An excerpt from www.HouseOfNames.com archives copyright © 2000 - 2016
The name Curiel is part of the ancient legacy of the Anglo-Saxon tribes of Britain. The name was taken on by someone who worked as a messenger or person who dresses tanned leather. In the former case, the surname Curiel is derived from the Old French words corŽor or courreour, which mean courier. In the latter case, the surname is derived from the Old French word couraieur, which in turn comes from the Old French word conreeur, which means currier.
Before English spelling was standardized a few hundred years ago, spelling variations of names were a common occurrence. Elements of Latin, French and other languages became incorporated into English through the Middle Ages, and name spellings changed even among the literate. The variations of the surname Curiel include Currer, Curror, Currier, Curryer, Conreor, Couraour, Curur, Curreour, Currour, Curryar, Corour and many more.
This web page shows only a small excerpt of our Curiel research. Another 325 words (23 lines of text) covering the years 1220, 1256, 1293, 1314, 1375, 1379, 1400, 1430, 1546, 1656, 1661, and 1740 are included under the topic Early Curiel History in all our PDF Extended History products.
Another 35 words (2 lines of text) are included under the topic Early Curiel Notables in all our PDF Extended History products.
A great wave of immigration to the New World was the result of the enormous political and religious disarray that struck England at that time. Families left for the New World in extremely large numbers. The long journey was the end of many immigrants and many more arrived sick and starving. Still, those who made it were rewarded with an opportunity far greater than they had known at home in England. These emigrant families went on to make significant contributions to these emerging colonies in which they settled.
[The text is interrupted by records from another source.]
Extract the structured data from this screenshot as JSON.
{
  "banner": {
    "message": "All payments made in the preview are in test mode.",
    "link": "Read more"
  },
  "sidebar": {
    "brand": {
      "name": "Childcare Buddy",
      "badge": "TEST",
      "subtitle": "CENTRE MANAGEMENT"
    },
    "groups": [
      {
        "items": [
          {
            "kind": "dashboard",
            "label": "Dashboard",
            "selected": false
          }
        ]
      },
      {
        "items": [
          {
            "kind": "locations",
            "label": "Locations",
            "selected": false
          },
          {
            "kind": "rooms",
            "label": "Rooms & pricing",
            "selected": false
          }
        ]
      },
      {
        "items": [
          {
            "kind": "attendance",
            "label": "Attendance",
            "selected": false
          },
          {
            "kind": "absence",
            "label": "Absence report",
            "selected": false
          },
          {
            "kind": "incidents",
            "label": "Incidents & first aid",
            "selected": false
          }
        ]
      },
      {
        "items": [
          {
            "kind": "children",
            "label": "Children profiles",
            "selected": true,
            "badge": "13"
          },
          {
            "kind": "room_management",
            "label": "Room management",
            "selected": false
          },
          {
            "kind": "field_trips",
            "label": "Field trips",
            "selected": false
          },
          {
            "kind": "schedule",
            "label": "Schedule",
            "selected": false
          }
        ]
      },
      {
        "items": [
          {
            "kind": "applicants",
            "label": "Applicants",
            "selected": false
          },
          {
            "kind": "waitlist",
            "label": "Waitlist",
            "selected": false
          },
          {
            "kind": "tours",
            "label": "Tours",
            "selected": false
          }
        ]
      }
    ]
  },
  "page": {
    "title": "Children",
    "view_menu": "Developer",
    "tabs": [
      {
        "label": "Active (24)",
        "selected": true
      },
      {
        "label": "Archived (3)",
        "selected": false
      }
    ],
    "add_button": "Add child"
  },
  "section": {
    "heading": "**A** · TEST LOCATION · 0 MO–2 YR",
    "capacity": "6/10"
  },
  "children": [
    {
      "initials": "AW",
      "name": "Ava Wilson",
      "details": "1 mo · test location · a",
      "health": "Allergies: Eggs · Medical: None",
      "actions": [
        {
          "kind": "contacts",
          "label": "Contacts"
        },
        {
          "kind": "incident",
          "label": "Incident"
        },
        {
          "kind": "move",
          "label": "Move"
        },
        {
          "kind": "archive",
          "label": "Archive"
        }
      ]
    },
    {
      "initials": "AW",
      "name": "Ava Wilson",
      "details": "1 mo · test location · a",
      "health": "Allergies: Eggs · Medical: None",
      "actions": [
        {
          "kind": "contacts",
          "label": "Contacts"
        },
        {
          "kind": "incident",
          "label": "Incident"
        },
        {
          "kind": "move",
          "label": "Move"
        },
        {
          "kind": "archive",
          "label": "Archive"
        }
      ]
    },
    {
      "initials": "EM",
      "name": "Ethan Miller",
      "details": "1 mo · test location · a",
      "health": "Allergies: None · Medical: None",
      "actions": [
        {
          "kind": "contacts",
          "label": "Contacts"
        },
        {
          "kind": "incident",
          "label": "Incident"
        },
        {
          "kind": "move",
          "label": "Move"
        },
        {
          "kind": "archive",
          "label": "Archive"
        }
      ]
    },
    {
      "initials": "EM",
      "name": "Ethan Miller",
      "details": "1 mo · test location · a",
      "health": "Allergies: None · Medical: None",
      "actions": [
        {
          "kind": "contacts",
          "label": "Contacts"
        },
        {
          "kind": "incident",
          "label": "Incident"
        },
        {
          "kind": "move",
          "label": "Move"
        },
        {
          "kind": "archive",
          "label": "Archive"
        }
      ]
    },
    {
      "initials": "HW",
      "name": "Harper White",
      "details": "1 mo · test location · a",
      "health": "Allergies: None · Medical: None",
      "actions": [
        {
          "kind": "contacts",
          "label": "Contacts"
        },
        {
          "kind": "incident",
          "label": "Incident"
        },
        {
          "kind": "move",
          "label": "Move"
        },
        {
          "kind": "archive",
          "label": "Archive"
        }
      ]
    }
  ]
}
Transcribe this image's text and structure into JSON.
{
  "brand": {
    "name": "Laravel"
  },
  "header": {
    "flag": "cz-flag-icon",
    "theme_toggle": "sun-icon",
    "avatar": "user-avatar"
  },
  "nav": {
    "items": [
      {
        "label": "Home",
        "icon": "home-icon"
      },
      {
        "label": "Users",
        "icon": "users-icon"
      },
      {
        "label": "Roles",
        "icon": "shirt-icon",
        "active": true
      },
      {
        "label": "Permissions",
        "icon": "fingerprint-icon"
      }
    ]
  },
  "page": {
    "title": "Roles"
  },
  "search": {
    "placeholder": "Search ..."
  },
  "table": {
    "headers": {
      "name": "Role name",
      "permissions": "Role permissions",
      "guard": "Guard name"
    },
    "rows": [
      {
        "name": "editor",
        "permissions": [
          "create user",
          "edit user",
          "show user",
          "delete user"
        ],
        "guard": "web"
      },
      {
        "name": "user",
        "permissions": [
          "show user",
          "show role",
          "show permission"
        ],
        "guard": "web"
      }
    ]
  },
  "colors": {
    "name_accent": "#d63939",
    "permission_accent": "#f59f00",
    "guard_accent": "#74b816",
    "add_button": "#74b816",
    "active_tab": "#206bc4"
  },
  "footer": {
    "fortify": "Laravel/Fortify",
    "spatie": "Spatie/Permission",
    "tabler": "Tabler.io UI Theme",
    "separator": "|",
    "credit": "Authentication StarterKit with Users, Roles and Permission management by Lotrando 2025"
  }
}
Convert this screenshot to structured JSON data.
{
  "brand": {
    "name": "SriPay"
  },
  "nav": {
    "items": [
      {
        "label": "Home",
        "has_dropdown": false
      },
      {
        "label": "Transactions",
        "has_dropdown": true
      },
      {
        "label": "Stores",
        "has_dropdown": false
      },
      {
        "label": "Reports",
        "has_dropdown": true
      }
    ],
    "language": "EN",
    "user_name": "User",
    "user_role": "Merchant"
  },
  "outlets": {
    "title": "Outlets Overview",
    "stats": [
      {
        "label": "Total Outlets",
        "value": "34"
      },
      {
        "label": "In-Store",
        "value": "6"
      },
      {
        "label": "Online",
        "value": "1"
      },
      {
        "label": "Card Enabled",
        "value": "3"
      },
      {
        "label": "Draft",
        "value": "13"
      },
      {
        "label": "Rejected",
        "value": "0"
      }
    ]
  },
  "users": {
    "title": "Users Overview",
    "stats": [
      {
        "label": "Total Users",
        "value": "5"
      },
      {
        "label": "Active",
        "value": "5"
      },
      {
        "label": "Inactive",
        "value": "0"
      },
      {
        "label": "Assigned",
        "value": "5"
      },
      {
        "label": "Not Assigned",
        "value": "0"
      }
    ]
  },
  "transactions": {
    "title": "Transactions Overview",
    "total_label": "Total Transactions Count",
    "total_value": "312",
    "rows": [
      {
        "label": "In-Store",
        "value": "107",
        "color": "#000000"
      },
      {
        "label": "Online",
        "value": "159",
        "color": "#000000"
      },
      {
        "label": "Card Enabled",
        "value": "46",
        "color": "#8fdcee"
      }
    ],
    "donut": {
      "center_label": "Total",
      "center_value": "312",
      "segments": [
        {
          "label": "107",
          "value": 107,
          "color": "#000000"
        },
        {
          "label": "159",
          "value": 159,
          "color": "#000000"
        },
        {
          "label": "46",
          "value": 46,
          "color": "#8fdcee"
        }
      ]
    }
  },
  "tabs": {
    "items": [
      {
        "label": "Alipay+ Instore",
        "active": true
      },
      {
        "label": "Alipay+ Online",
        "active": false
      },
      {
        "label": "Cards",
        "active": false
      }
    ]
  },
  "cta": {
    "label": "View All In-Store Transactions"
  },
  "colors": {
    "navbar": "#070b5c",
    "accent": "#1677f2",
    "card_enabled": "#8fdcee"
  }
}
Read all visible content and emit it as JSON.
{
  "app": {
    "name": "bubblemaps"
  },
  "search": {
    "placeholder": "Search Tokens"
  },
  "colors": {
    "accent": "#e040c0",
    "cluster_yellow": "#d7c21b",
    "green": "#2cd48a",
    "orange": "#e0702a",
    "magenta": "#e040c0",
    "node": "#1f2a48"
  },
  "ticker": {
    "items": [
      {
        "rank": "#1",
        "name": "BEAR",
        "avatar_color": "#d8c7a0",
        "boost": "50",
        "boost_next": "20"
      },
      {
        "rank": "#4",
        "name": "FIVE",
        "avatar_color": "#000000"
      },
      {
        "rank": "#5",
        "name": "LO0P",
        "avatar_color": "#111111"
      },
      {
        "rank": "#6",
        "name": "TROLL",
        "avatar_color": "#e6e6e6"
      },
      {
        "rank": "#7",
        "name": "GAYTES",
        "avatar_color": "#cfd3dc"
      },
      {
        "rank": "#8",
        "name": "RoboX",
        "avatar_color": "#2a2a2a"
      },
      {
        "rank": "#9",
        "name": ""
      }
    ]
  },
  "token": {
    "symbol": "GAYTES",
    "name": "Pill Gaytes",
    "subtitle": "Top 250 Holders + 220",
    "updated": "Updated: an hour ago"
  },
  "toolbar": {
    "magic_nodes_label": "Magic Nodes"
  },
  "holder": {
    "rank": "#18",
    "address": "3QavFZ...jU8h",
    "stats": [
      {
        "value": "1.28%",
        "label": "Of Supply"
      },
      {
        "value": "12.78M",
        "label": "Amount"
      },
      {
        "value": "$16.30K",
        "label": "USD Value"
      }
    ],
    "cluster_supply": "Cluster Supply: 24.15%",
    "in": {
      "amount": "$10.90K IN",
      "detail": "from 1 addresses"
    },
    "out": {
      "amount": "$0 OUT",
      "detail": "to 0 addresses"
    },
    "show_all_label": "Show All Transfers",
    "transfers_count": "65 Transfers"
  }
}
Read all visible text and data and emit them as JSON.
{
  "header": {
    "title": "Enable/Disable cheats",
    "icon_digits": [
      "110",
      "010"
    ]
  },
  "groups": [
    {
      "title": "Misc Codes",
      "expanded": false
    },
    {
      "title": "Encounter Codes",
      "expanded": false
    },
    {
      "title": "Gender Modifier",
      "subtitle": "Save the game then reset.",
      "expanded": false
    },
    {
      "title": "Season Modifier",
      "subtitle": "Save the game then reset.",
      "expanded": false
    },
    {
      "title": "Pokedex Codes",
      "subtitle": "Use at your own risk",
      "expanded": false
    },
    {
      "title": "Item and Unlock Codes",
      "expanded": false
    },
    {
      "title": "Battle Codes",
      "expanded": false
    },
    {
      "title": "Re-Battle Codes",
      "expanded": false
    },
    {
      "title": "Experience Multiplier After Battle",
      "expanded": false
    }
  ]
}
Some of the first North American settlers carried this name or one of its variants:
Curiel Settlers in United States in the 18th Century
Curiel Settlers in United States in the 19th Century
The motto was originally a war cry or slogan. Mottoes first began to be shown with arms in the 14th and 15th centuries, but were not in general use until the 17th century. Thus the oldest coats of arms generally do not include a motto. Mottoes seldom form part of the grant of arms: Under most heraldic authorities, a motto is an optional component of the coat of arms, and can be added to or changed at will; many families have chosen not to display a motto.
Motto Translation: Merit
The Curiel Family Crest was acquired from the Houseofnames.com archives. The Curiel Family Crest was drawn according to heraldic standards based on published blazons. We generally include the oldest published family crest once associated with each surname.
This page was last modified on 28 October 2015 at 09:36.